**Your objective:**
Produce the tally of lines in the material below that hold "true", without anything else.

Data supplied Start Marker

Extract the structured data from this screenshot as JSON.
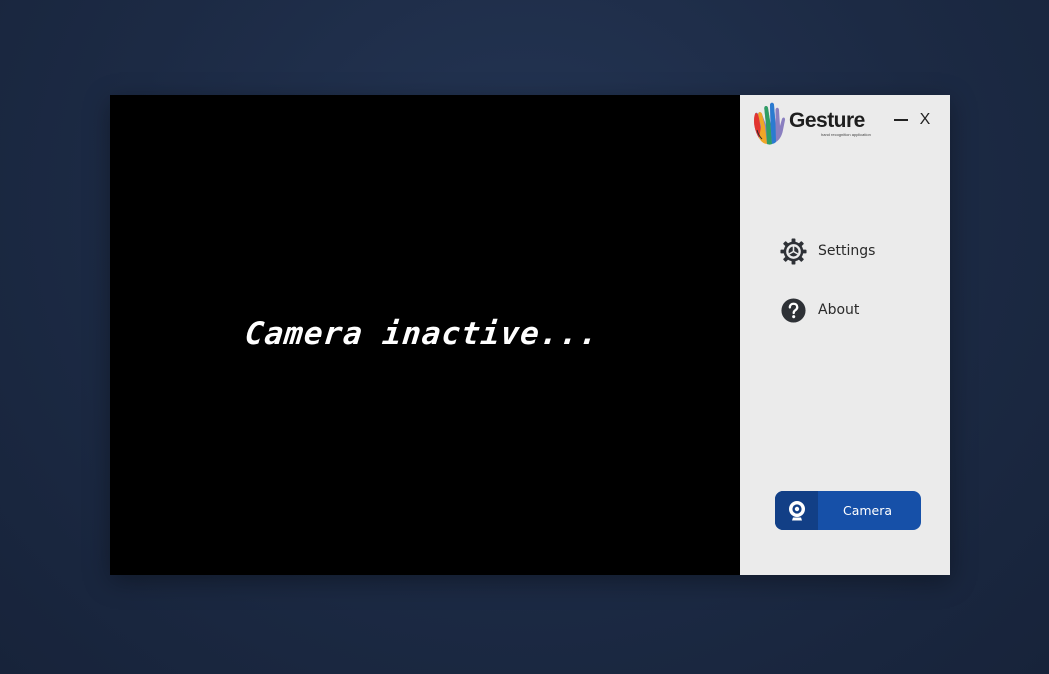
{
  "camera_view": {
    "status_text": "Camera inactive..."
  },
  "sidebar": {
    "brand": {
      "name": "Gesture",
      "tagline": "hand recognition application",
      "logo_icon": "multicolor-hand-logo"
    },
    "window_controls": {
      "minimize_label": "",
      "close_label": "X"
    },
    "menu": [
      {
        "id": "settings",
        "label": "Settings",
        "icon": "gear-icon"
      },
      {
        "id": "about",
        "label": "About",
        "icon": "question-icon"
      }
    ],
    "camera_button": {
      "label": "Camera",
      "icon": "webcam-icon"
    }
  },
  "colors": {
    "desktop_background": "#1c2a44",
    "camera_view_background": "#000000",
    "sidebar_background": "#ebebeb",
    "button_primary": "#1650a8",
    "button_icon_area": "#123f86",
    "icon_dark": "#2e3136"
  }
}
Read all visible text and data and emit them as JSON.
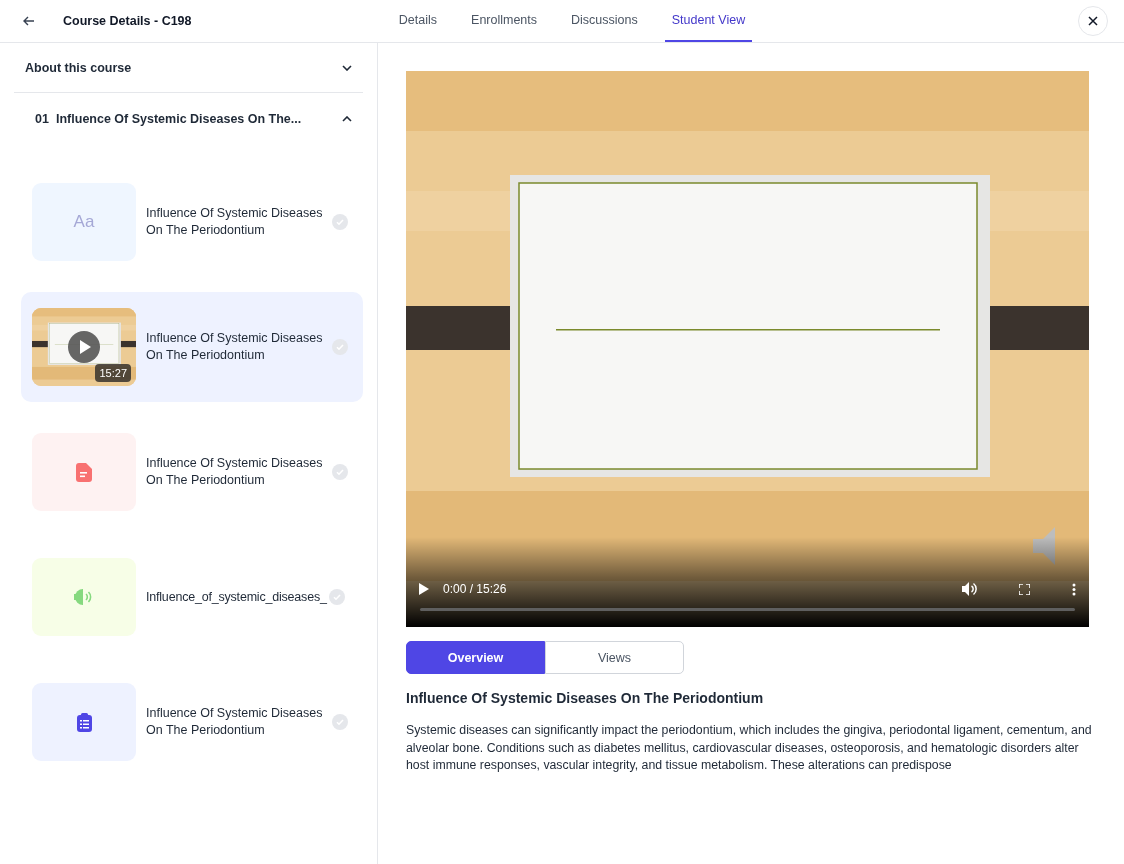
{
  "header": {
    "title": "Course Details - C198",
    "tabs": [
      {
        "label": "Details",
        "selected": false
      },
      {
        "label": "Enrollments",
        "selected": false
      },
      {
        "label": "Discussions",
        "selected": false
      },
      {
        "label": "Student View",
        "selected": true
      }
    ]
  },
  "sidebar": {
    "about": {
      "label": "About this course",
      "expanded": false
    },
    "section": {
      "number": "01",
      "title": "Influence Of Systemic Diseases On The...",
      "expanded": true
    },
    "lessons": [
      {
        "kind": "text",
        "icon_text": "Aa",
        "title": "Influence Of Systemic Diseases On The Periodontium",
        "selected": false,
        "completed": false
      },
      {
        "kind": "video",
        "duration": "15:27",
        "title": "Influence Of Systemic Diseases On The Periodontium",
        "selected": true,
        "completed": false
      },
      {
        "kind": "document",
        "title": "Influence Of Systemic Diseases On The Periodontium",
        "selected": false,
        "completed": false
      },
      {
        "kind": "audio",
        "title": "Influence_of_systemic_diseases_",
        "selected": false,
        "completed": false
      },
      {
        "kind": "quiz",
        "title": "Influence Of Systemic Diseases On The Periodontium",
        "selected": false,
        "completed": false
      }
    ]
  },
  "player": {
    "time": "0:00 / 15:26"
  },
  "content_tabs": [
    {
      "label": "Overview",
      "selected": true
    },
    {
      "label": "Views",
      "selected": false
    }
  ],
  "lesson_title": "Influence Of Systemic Diseases On The Periodontium",
  "description": "Systemic diseases can significantly impact the periodontium, which includes the gingiva, periodontal ligament, cementum, and alveolar bone. Conditions such as diabetes mellitus, cardiovascular diseases, osteoporosis, and hematologic disorders alter host immune responses, vascular integrity, and tissue metabolism. These alterations can predispose"
}
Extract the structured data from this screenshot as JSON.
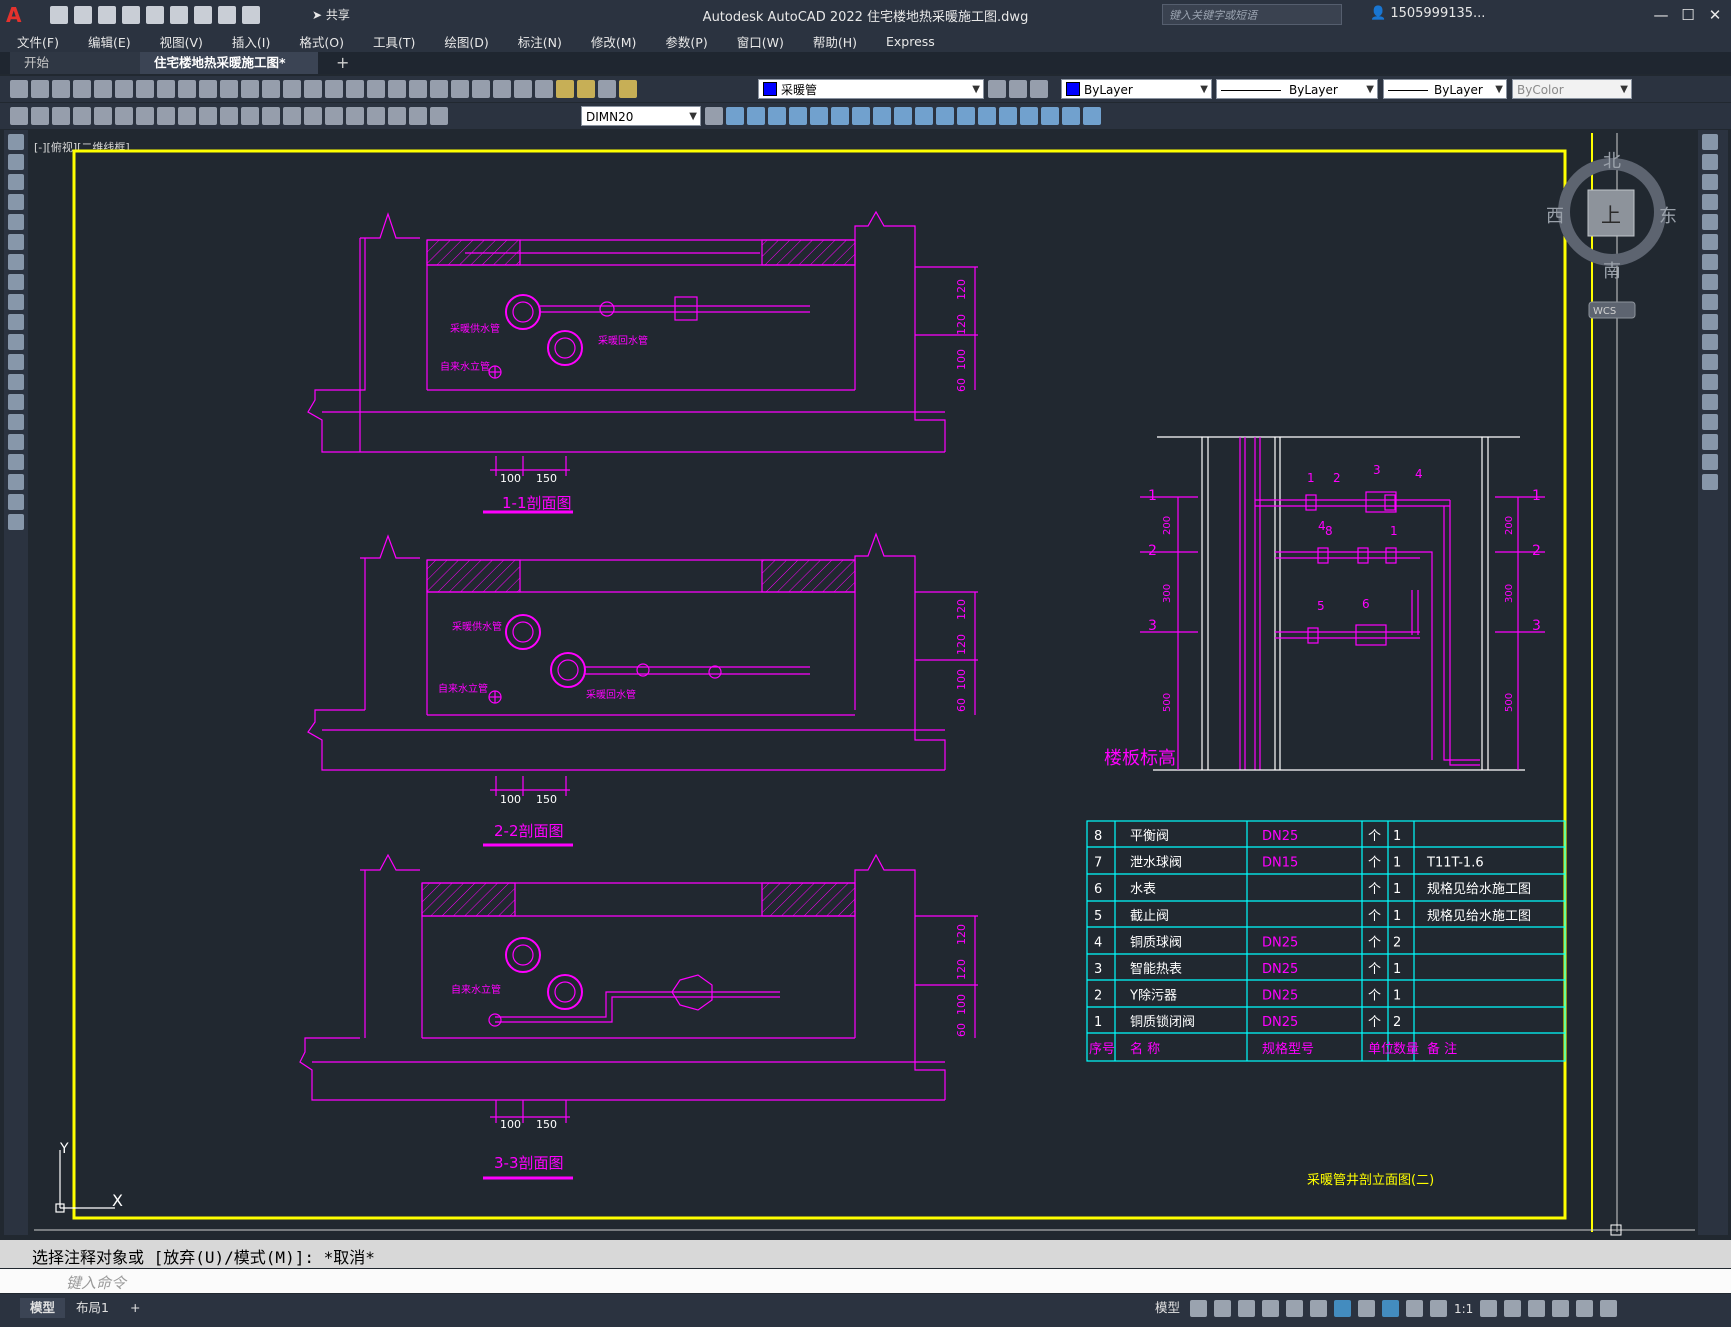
{
  "app": {
    "title": "Autodesk AutoCAD 2022    住宅楼地热采暖施工图.dwg",
    "logo": "A",
    "share_label": "共享",
    "search_placeholder": "键入关键字或短语",
    "user_label": "1505999135...",
    "minimize": "—",
    "maximize": "☐",
    "close": "✕"
  },
  "menu": [
    "文件(F)",
    "编辑(E)",
    "视图(V)",
    "插入(I)",
    "格式(O)",
    "工具(T)",
    "绘图(D)",
    "标注(N)",
    "修改(M)",
    "参数(P)",
    "窗口(W)",
    "帮助(H)",
    "Express"
  ],
  "tabs": {
    "start": "开始",
    "document": "住宅楼地热采暖施工图*",
    "close": "✕",
    "add": "+"
  },
  "properties": {
    "layer": "采暖管",
    "color": "ByLayer",
    "linetype": "ByLayer",
    "lineweight": "ByLayer",
    "plotstyle": "ByColor",
    "dimstyle": "DIMN20",
    "layer_color": "#0000ff"
  },
  "viewport": {
    "label": "[-][俯视][二维线框]",
    "viewcube": {
      "north": "北",
      "south": "南",
      "east": "东",
      "west": "西",
      "top": "上",
      "wcs": "WCS"
    },
    "ucs": {
      "x": "X",
      "y": "Y"
    }
  },
  "drawing": {
    "sections": [
      {
        "title": "1-1剖面图",
        "supply_label": "采暖供水管",
        "return_label": "采暖回水管",
        "tap_label": "自来水立管"
      },
      {
        "title": "2-2剖面图",
        "supply_label": "采暖供水管",
        "return_label": "采暖回水管",
        "tap_label": "自来水立管"
      },
      {
        "title": "3-3剖面图",
        "tap_label": "自来水立管"
      }
    ],
    "dims": {
      "d120a": "120",
      "d120b": "120",
      "d100": "100",
      "d60": "60",
      "w100": "100",
      "w150": "150"
    },
    "elevation": {
      "floor_label": "楼板标高",
      "left_dims": [
        "200",
        "300",
        "500"
      ],
      "right_dims": [
        "200",
        "300",
        "500"
      ],
      "levels": [
        "1",
        "2",
        "3"
      ],
      "items": [
        "1",
        "2",
        "3",
        "4",
        "5",
        "6",
        "8",
        "1",
        "4"
      ]
    },
    "bom": {
      "header": [
        "序号",
        "名    称",
        "规格型号",
        "单位",
        "数量",
        "备    注"
      ],
      "rows": [
        [
          "8",
          "平衡阀",
          "DN25",
          "个",
          "1",
          ""
        ],
        [
          "7",
          "泄水球阀",
          "DN15",
          "个",
          "1",
          "T11T-1.6"
        ],
        [
          "6",
          "水表",
          "",
          "个",
          "1",
          "规格见给水施工图"
        ],
        [
          "5",
          "截止阀",
          "",
          "个",
          "1",
          "规格见给水施工图"
        ],
        [
          "4",
          "铜质球阀",
          "DN25",
          "个",
          "2",
          ""
        ],
        [
          "3",
          "智能热表",
          "DN25",
          "个",
          "1",
          ""
        ],
        [
          "2",
          "Y除污器",
          "DN25",
          "个",
          "1",
          ""
        ],
        [
          "1",
          "铜质锁闭阀",
          "DN25",
          "个",
          "2",
          ""
        ]
      ]
    },
    "sheet_title": "采暖管井剖立面图(二)"
  },
  "command": {
    "history": "选择注释对象或 [放弃(U)/模式(M)]: *取消*",
    "placeholder": "键入命令"
  },
  "status": {
    "model_tab": "模型",
    "layout_tab": "布局1",
    "add": "+",
    "model_label": "模型",
    "scale": "1:1"
  },
  "colors": {
    "magenta": "#ff00ff",
    "cyan": "#00ffff",
    "yellow": "#ffff00",
    "white": "#ffffff",
    "background": "#212830"
  }
}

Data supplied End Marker

**Answer to the exercise:**
4